The concept of submission and dominance often applied to pets, including dogs and cats, is misleading. This theory sprouts from an old study on captive wolves who were unrelated to each other. During the study, the wolves were placed in the same enclosure and fought.1 Therefore, the researchers claimed that wolves displayed aggression (dominance) or submission.
However, the environment the wolves were studied in was extremely unnatural, as wolves live in family packs typically. Therefore, the study was thrown out later by the lead researcher. Researchers in the field no longer utilize the term “alpha wolf” or “dominance” since these behaviors aren’t natural.2
Instead, wolf packs are led by the parents. Their puppies may stick around for a few years and follow them before making a new pack. However, the puppies and parents don’t fight for dominance.
So, what does this have to do with cats? Well, it means that cats don’t show submission. The concept of dominance vs. submission is outdated and untrue. Furthermore, any studies indicating submission or dominance were done on wolves, which aren’t related to cats. Therefore, the concept of submission can’t be applied to cats.
Cat Body Language
With that said, cats are designed to avoid fighting by making displays of strength. Like most animals, fighting in a natural setting would lead to disaster for many cats. Therefore, they’ve developed a set of behaviors that help them avoid fighting as much as possible. Often, this involves the cats sizing each other up and then one “winning.”
For instance, a cat’s ability to puff up makes them look bigger, which can help intimidate other cats. When scared, cats will often puff up and raise their backs to look bigger to the threat. Cats will do this to each other, humans, and anything else they find scary. It’s a natural response to feeling threatened that’s ingrained in a cat’s genetic code.
When two cats are put together, there may be situations where both attempt to make themselves look bigger. If one cat wants something the other cat has, it may puff up and threaten the other cat. The other cat may puff up too, and they may hiss at each other for a bit. Preferably, one of the cats will be intimidated by the other and run away. The fight would have been avoided, and the “winner” was chosen without harming anyone.
Due to the widespread use of the terms “dominate” and “submissive,” some may interpret these behaviors as one cat gaining dominance over the other. However, this isn’t exactly how cats work. The cat that ran away wouldn’t forever be “submissive” or attempt to fight the other cat for dominance. Instead, that cat may eventually start avoiding the bully. Often, one cat is more easygoing than the other and just learns to stay out of the other’s way.
However, that doesn’t mean that one cat is dominant or submissive. In animals with true, strict social structures (like some species of fish, for instance), the social structure breaks down if the lead animal dies or is removed. In cats, this isn’t the case. The more easygoing feline will continue life just fine if the bully is removed.

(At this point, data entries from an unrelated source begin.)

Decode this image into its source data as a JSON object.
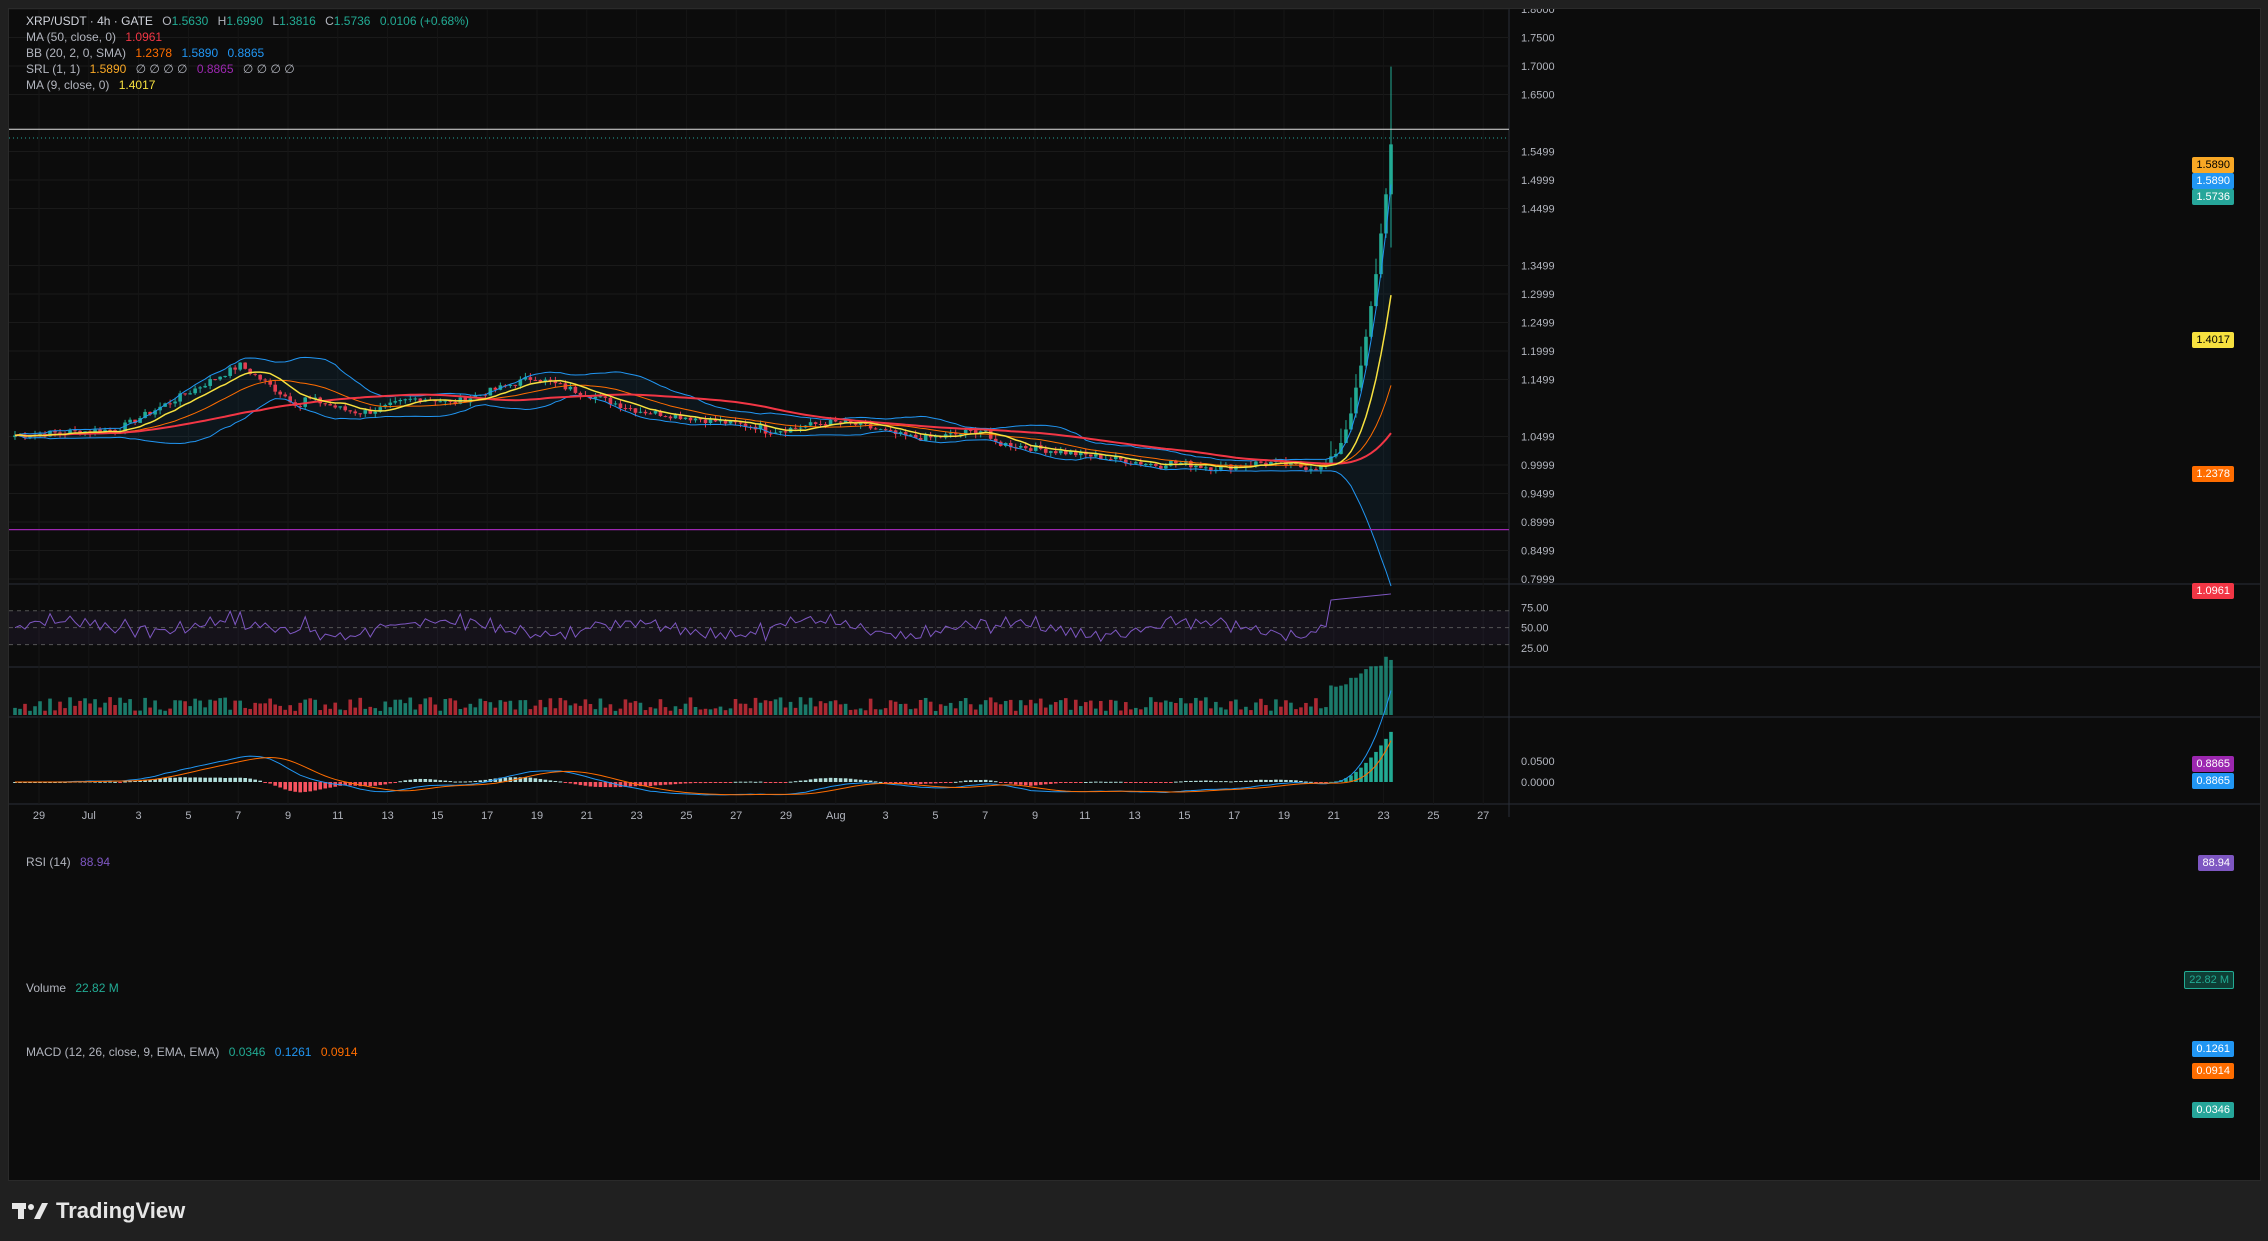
{
  "legend": {
    "symbol": "XRP/USDT · 4h · GATE",
    "ohlc": {
      "open_label": "O",
      "open": "1.5630",
      "high_label": "H",
      "high": "1.6990",
      "low_label": "L",
      "low": "1.3816",
      "close_label": "C",
      "close": "1.5736",
      "change": "0.0106 (+0.68%)"
    },
    "ma50": {
      "label": "MA (50, close, 0)",
      "value": "1.0961"
    },
    "bb": {
      "label": "BB (20, 2, 0, SMA)",
      "basis": "1.2378",
      "upper": "1.5890",
      "lower": "0.8865"
    },
    "srl": {
      "label": "SRL (1, 1)",
      "v1": "1.5890",
      "empty1": "∅ ∅ ∅ ∅",
      "v2": "0.8865",
      "empty2": "∅ ∅ ∅ ∅"
    },
    "ma9": {
      "label": "MA (9, close, 0)",
      "value": "1.4017"
    }
  },
  "price_axis": [
    "1.8000",
    "1.7500",
    "1.7000",
    "1.6500",
    "1.5499",
    "1.4999",
    "1.4499",
    "1.3499",
    "1.2999",
    "1.2499",
    "1.1999",
    "1.1499",
    "1.0499",
    "0.9999",
    "0.9499",
    "0.8999",
    "0.8499",
    "0.7999"
  ],
  "price_tags": {
    "srl_upper": "1.5890",
    "bb_upper": "1.5890",
    "close": "1.5736",
    "ma9": "1.4017",
    "bb_basis": "1.2378",
    "ma50": "1.0961",
    "srl_lower": "0.8865",
    "bb_lower": "0.8865"
  },
  "rsi": {
    "label": "RSI (14)",
    "value": "88.94",
    "axis": [
      "75.00",
      "50.00",
      "25.00"
    ],
    "tag": "88.94"
  },
  "volume": {
    "label": "Volume",
    "value": "22.82 M",
    "tag": "22.82 M"
  },
  "macd": {
    "label": "MACD (12, 26, close, 9, EMA, EMA)",
    "hist": "0.0346",
    "macd": "0.1261",
    "signal": "0.0914",
    "axis": [
      "0.0500",
      "0.0000"
    ],
    "tags": {
      "macd": "0.1261",
      "signal": "0.0914",
      "hist": "0.0346"
    }
  },
  "time_axis": [
    "29",
    "Jul",
    "3",
    "5",
    "7",
    "9",
    "11",
    "13",
    "15",
    "17",
    "19",
    "21",
    "23",
    "25",
    "27",
    "29",
    "Aug",
    "3",
    "5",
    "7",
    "9",
    "11",
    "13",
    "15",
    "17",
    "19",
    "21",
    "23",
    "25",
    "27"
  ],
  "footer": {
    "brand": "TradingView"
  },
  "colors": {
    "up": "#22ab94",
    "down": "#f23645",
    "ma50": "#f23645",
    "ma9": "#f7e13f",
    "bb_basis": "#ff6d00",
    "bb_band": "#2962ff",
    "srl_lower": "#9c27b0",
    "rsi": "#7e57c2",
    "macd_line": "#2962ff",
    "signal_line": "#ff6d00",
    "close_tag": "#26a69a",
    "srl_tag": "#f9a825"
  }
}
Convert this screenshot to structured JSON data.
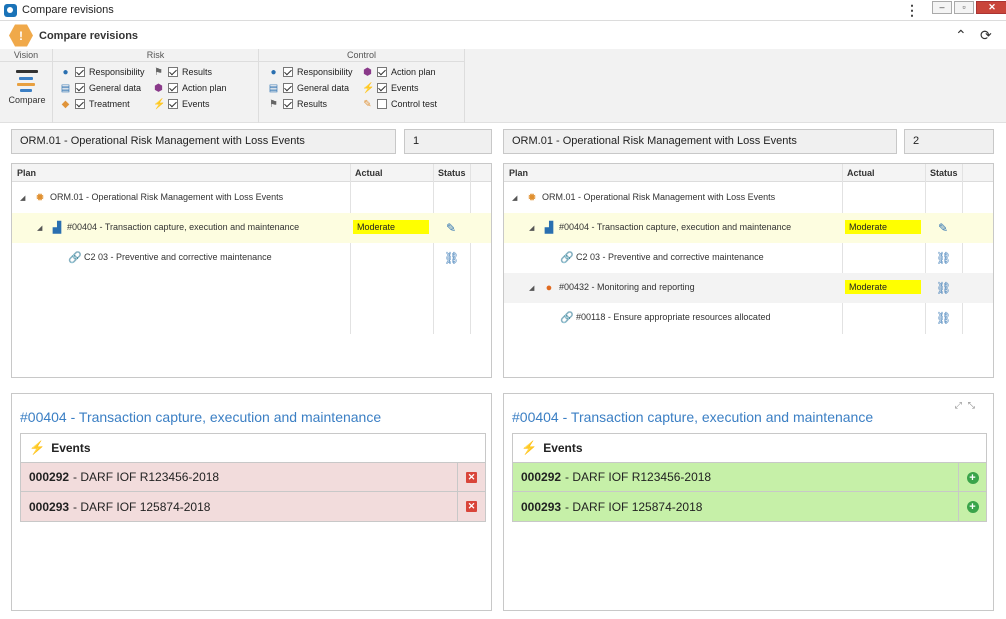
{
  "window": {
    "title": "Compare revisions"
  },
  "header": {
    "title": "Compare revisions"
  },
  "ribbon": {
    "groups": {
      "vision": "Vision",
      "risk": "Risk",
      "control": "Control"
    },
    "compare_label": "Compare",
    "risk_options": [
      {
        "label": "Responsibility",
        "checked": true,
        "icon": "user-icon"
      },
      {
        "label": "General data",
        "checked": true,
        "icon": "document-icon"
      },
      {
        "label": "Treatment",
        "checked": true,
        "icon": "bandage-icon"
      },
      {
        "label": "Results",
        "checked": true,
        "icon": "flag-icon"
      },
      {
        "label": "Action plan",
        "checked": true,
        "icon": "cube-icon"
      },
      {
        "label": "Events",
        "checked": true,
        "icon": "bolt-icon"
      }
    ],
    "control_options": [
      {
        "label": "Responsibility",
        "checked": true,
        "icon": "user-icon"
      },
      {
        "label": "General data",
        "checked": true,
        "icon": "document-icon"
      },
      {
        "label": "Results",
        "checked": true,
        "icon": "flag-icon"
      },
      {
        "label": "Action plan",
        "checked": true,
        "icon": "cube-icon"
      },
      {
        "label": "Events",
        "checked": true,
        "icon": "bolt-icon"
      },
      {
        "label": "Control test",
        "checked": false,
        "icon": "test-icon"
      }
    ]
  },
  "left": {
    "plan_name": "ORM.01 - Operational Risk Management with Loss Events",
    "revision": "1",
    "columns": {
      "plan": "Plan",
      "actual": "Actual",
      "status": "Status"
    },
    "rows": [
      {
        "text": "ORM.01 - Operational Risk Management with Loss Events",
        "actual": "",
        "status": ""
      },
      {
        "text": "#00404 - Transaction capture, execution and maintenance",
        "actual": "Moderate",
        "status": "edit"
      },
      {
        "text": "C2 03 - Preventive and corrective maintenance",
        "actual": "",
        "status": "link-alert"
      }
    ],
    "detail": {
      "title": "#00404 - Transaction capture, execution and maintenance",
      "events_label": "Events",
      "events": [
        {
          "code": "000292",
          "desc": "- DARF IOF R123456-2018"
        },
        {
          "code": "000293",
          "desc": "- DARF IOF 125874-2018"
        }
      ]
    }
  },
  "right": {
    "plan_name": "ORM.01 - Operational Risk Management with Loss Events",
    "revision": "2",
    "columns": {
      "plan": "Plan",
      "actual": "Actual",
      "status": "Status"
    },
    "rows": [
      {
        "text": "ORM.01 - Operational Risk Management with Loss Events",
        "actual": "",
        "status": ""
      },
      {
        "text": "#00404 - Transaction capture, execution and maintenance",
        "actual": "Moderate",
        "status": "edit"
      },
      {
        "text": "C2 03 - Preventive and corrective maintenance",
        "actual": "",
        "status": "link-alert"
      },
      {
        "text": "#00432 - Monitoring and reporting",
        "actual": "Moderate",
        "status": "link-alert"
      },
      {
        "text": "#00118 - Ensure appropriate resources allocated",
        "actual": "",
        "status": "link-alert"
      }
    ],
    "detail": {
      "title": "#00404 - Transaction capture, execution and maintenance",
      "events_label": "Events",
      "events": [
        {
          "code": "000292",
          "desc": "- DARF IOF R123456-2018"
        },
        {
          "code": "000293",
          "desc": "- DARF IOF 125874-2018"
        }
      ]
    }
  },
  "colors": {
    "accent": "#3b7fc4",
    "highlight": "#ffff00",
    "removed": "#f2dcdc",
    "added": "#c6f0a8"
  }
}
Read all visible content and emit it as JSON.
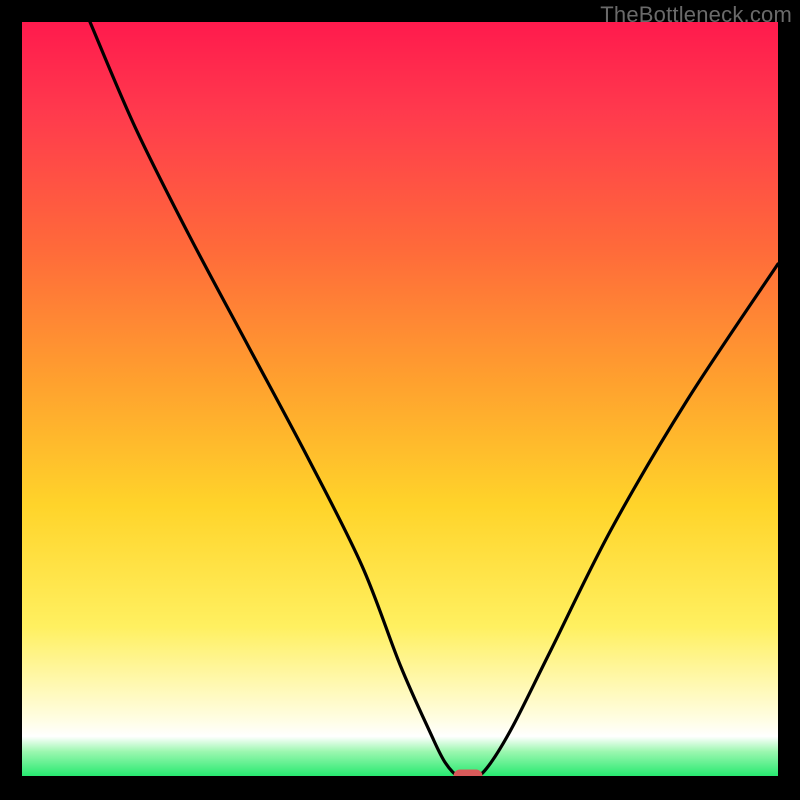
{
  "watermark": "TheBottleneck.com",
  "chart_data": {
    "type": "line",
    "title": "",
    "xlabel": "",
    "ylabel": "",
    "xlim": [
      0,
      100
    ],
    "ylim": [
      0,
      100
    ],
    "grid": false,
    "legend": false,
    "background_gradient_stops": [
      {
        "pos": 0,
        "color": "#ff1a4d"
      },
      {
        "pos": 12,
        "color": "#ff3a4d"
      },
      {
        "pos": 30,
        "color": "#ff6a3a"
      },
      {
        "pos": 48,
        "color": "#ffa22e"
      },
      {
        "pos": 64,
        "color": "#ffd42a"
      },
      {
        "pos": 80,
        "color": "#fff060"
      },
      {
        "pos": 92,
        "color": "#fffde0"
      },
      {
        "pos": 94.5,
        "color": "#ffffff"
      },
      {
        "pos": 96.5,
        "color": "#9cf7b0"
      },
      {
        "pos": 100,
        "color": "#1ee86b"
      }
    ],
    "series": [
      {
        "name": "bottleneck-curve",
        "color": "#000000",
        "x": [
          9,
          15,
          22,
          30,
          38,
          45,
          50,
          54,
          56,
          58,
          60,
          62,
          65,
          70,
          78,
          88,
          100
        ],
        "y": [
          100,
          86,
          72,
          57,
          42,
          28,
          15,
          6,
          2,
          0,
          0,
          2,
          7,
          17,
          33,
          50,
          68
        ]
      }
    ],
    "marker": {
      "name": "optimal-point-marker",
      "x": 59,
      "y": 0,
      "color": "#d85a5a",
      "shape": "rounded-rect"
    }
  }
}
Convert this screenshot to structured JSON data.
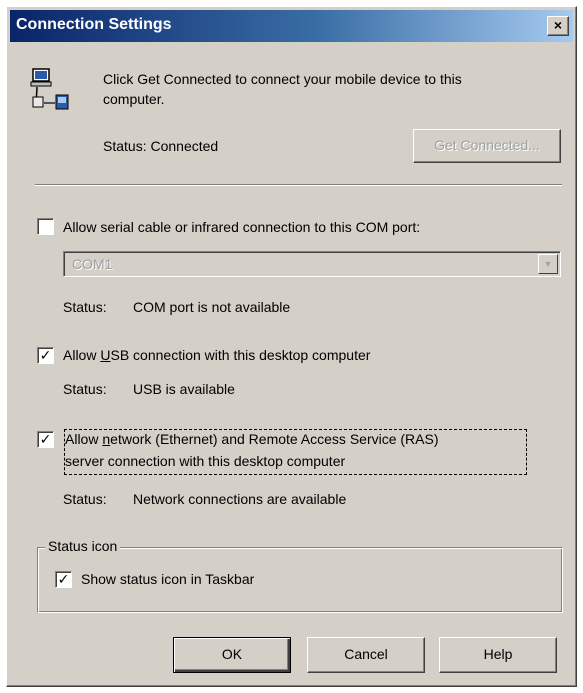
{
  "window": {
    "title": "Connection Settings",
    "close_glyph": "×"
  },
  "intro": {
    "line1": "Click Get Connected to connect your mobile device to this",
    "line2": "computer.",
    "status_text": "Status: Connected",
    "get_connected_label": "Get Connected..."
  },
  "serial": {
    "checked": false,
    "label": "Allow serial cable or infrared connection to this COM port:",
    "port_value": "COM1",
    "status_label": "Status:",
    "status_value": "COM port is not available"
  },
  "usb": {
    "checked": true,
    "label_pre": "Allow ",
    "label_ul": "U",
    "label_post": "SB connection with this desktop computer",
    "status_label": "Status:",
    "status_value": "USB is available"
  },
  "network": {
    "checked": true,
    "label_pre": "Allow ",
    "label_ul": "n",
    "label_post": "etwork (Ethernet) and Remote Access Service (RAS)",
    "label_line2": "server connection with this desktop computer",
    "status_label": "Status:",
    "status_value": "Network connections are available"
  },
  "status_icon_group": {
    "legend": "Status icon",
    "checked": true,
    "label": "Show status icon in Taskbar"
  },
  "buttons": {
    "ok": "OK",
    "cancel": "Cancel",
    "help": "Help"
  },
  "check_glyph": "✓",
  "combo_arrow_glyph": "▼",
  "icons": {
    "intro": "computer-device-connection-icon"
  }
}
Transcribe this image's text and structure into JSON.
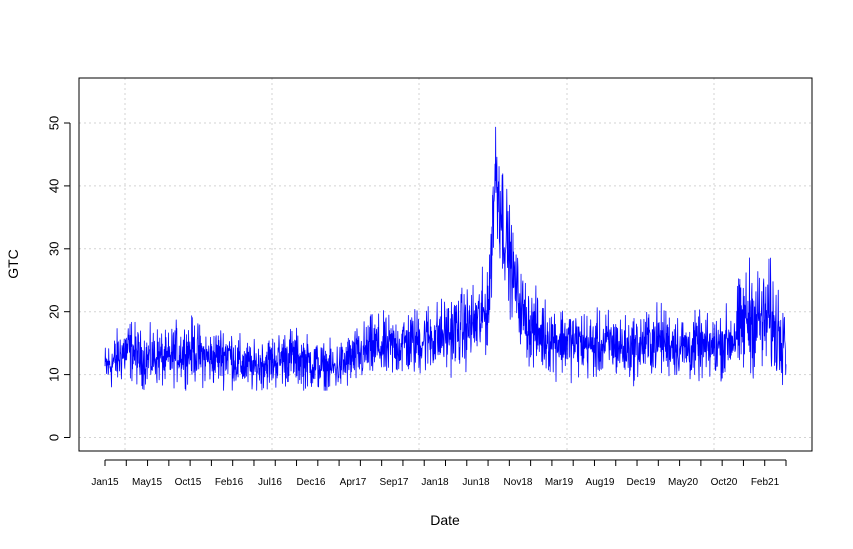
{
  "chart_data": {
    "type": "line",
    "title": "",
    "xlabel": "Date",
    "ylabel": "GTC",
    "ylim": [
      -2,
      57
    ],
    "y_ticks": [
      0,
      10,
      20,
      30,
      40,
      50
    ],
    "x_tick_labels": [
      "Jan15",
      "May15",
      "Oct15",
      "Feb16",
      "Jul16",
      "Dec16",
      "Apr17",
      "Sep17",
      "Jan18",
      "Jun18",
      "Nov18",
      "Mar19",
      "Aug19",
      "Dec19",
      "May20",
      "Oct20",
      "Feb21"
    ],
    "grid": true,
    "legend": "none",
    "series_color": "#0000ff",
    "series": [
      {
        "values": [
          [
            0,
            11
          ],
          [
            8,
            12
          ],
          [
            16,
            13.5
          ],
          [
            24,
            14
          ],
          [
            32,
            12.5
          ],
          [
            40,
            12.5
          ],
          [
            48,
            13
          ],
          [
            56,
            12
          ],
          [
            64,
            13.5
          ],
          [
            72,
            13.5
          ],
          [
            80,
            14
          ],
          [
            88,
            13
          ],
          [
            96,
            12.5
          ],
          [
            104,
            13
          ],
          [
            112,
            13.5
          ],
          [
            120,
            12
          ],
          [
            128,
            11.5
          ],
          [
            136,
            11
          ],
          [
            144,
            12
          ],
          [
            152,
            12
          ],
          [
            160,
            12.5
          ],
          [
            168,
            13
          ],
          [
            176,
            12.5
          ],
          [
            184,
            12
          ],
          [
            192,
            11.5
          ],
          [
            200,
            11
          ],
          [
            208,
            11
          ],
          [
            216,
            11.5
          ],
          [
            224,
            12.5
          ],
          [
            232,
            13
          ],
          [
            240,
            14
          ],
          [
            248,
            14.5
          ],
          [
            256,
            14
          ],
          [
            264,
            14.5
          ],
          [
            272,
            15
          ],
          [
            280,
            15
          ],
          [
            288,
            15.5
          ],
          [
            296,
            16
          ],
          [
            304,
            16
          ],
          [
            312,
            16.5
          ],
          [
            320,
            17
          ],
          [
            328,
            17.5
          ],
          [
            336,
            18
          ],
          [
            344,
            19
          ],
          [
            350,
            22
          ],
          [
            352,
            32
          ],
          [
            355,
            42
          ],
          [
            358,
            40
          ],
          [
            362,
            35
          ],
          [
            366,
            31
          ],
          [
            370,
            27
          ],
          [
            374,
            24
          ],
          [
            378,
            21
          ],
          [
            382,
            19
          ],
          [
            388,
            17.5
          ],
          [
            396,
            16.5
          ],
          [
            404,
            16
          ],
          [
            412,
            15.5
          ],
          [
            420,
            15.5
          ],
          [
            428,
            15
          ],
          [
            436,
            15
          ],
          [
            444,
            14.5
          ],
          [
            452,
            14.5
          ],
          [
            460,
            15
          ],
          [
            468,
            14.5
          ],
          [
            476,
            14
          ],
          [
            484,
            14.5
          ],
          [
            492,
            15
          ],
          [
            500,
            15.5
          ],
          [
            508,
            15.5
          ],
          [
            516,
            15
          ],
          [
            524,
            14.5
          ],
          [
            532,
            14
          ],
          [
            540,
            14.5
          ],
          [
            548,
            14
          ],
          [
            556,
            14.5
          ],
          [
            564,
            15
          ],
          [
            572,
            16
          ],
          [
            580,
            17.5
          ],
          [
            584,
            19
          ],
          [
            588,
            19.5
          ],
          [
            592,
            18.5
          ],
          [
            596,
            19
          ],
          [
            600,
            18
          ],
          [
            604,
            19.5
          ],
          [
            608,
            18
          ],
          [
            612,
            17
          ],
          [
            618,
            18
          ],
          [
            620,
            16
          ]
        ]
      }
    ]
  }
}
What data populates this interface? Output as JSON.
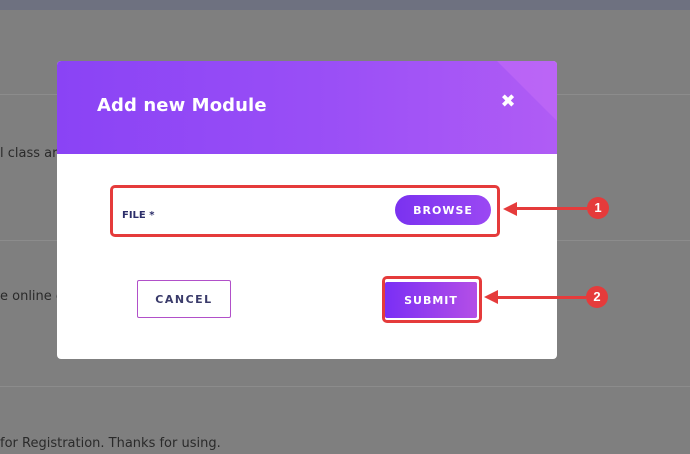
{
  "background": {
    "text_1": "l class ar",
    "text_2": "e online e",
    "text_3": "for Registration. Thanks for using."
  },
  "modal": {
    "title": "Add new Module",
    "close_icon": "✖",
    "file_label": "FILE *",
    "browse_label": "BROWSE",
    "cancel_label": "CANCEL",
    "submit_label": "SUBMIT"
  },
  "annotations": {
    "badge_1": "1",
    "badge_2": "2"
  },
  "colors": {
    "accent": "#8a43f5",
    "annotation": "#e53b3b",
    "overlay": "#7f7f7f"
  }
}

Furthermore, “dominant” animals often lead the others. For instance, the oldest female in elephants will lead the rest of the herd. The females don’t fight for dominance, but one individual is seen as the leader.
In cats, this isn’t the case. One cat simply leaves the other alone. No one is leading anyone else. Cats aren’t pack animals and live independently.
But What About Humans?
Many studies have been done on human-cat interaction. These studies started decades ago and have looked at just about everything. Therefore, we know much about how cats interact with people and vice versa.
It’s commonly believed that cats think humans are just big, unusual felines. However, this isn’t the case. We know that cats act differently around humans than they do other cats. For instance, cats have a special purr similar to a baby’s cry that’s utilized for humans but not other cats. Some felines may act very affectionate towards humans but not like members of their own species.
Therefore, cats don’t have the same relationship with people that they do with other cats. The common threats and sizing up cats do to each other don’t occur in cat-human relationships. They know we aren’t cats, and different rules of behavior apply. Instead, cats seem to be far more open to their human companions. They may also be quite manipulative towards their human caretakers to get what they want but tend to be more straightforward with their interactions with other cats.
For this reason, cats do not show dominant or submissive behaviors towards their humans. They don’t show these to other cats, either. Common advice about “making your cat submissive” is uncalled for and unnecessary.
Cats don’t show submission or dominance. The concept of dominance is outdated and comes from an old, thrown-out study on wolves. This study was done in unnatural settings and produced unnatural results. Sadly, many of the concepts from the study are etched into popular culture, though. You’ll still find websites discussing submissive behaviors, such as avoiding eye contact.
However, these behaviors are submissive displays in any pet—including dogs and cats. Cats may threaten each other and “size up” to avoid a fight when possible. But these behaviors don’t put one cat in a submissive position and the other in a dominant position.
Furthermore, cats know we are not other cats. Therefore, they don’t treat us like other cats. They’ve even developed particular meows to manipulate their human caretakers into giving them food, but they don’t utilize this meow with their own kind.
Featured Image Credit: rihaij, Pixabay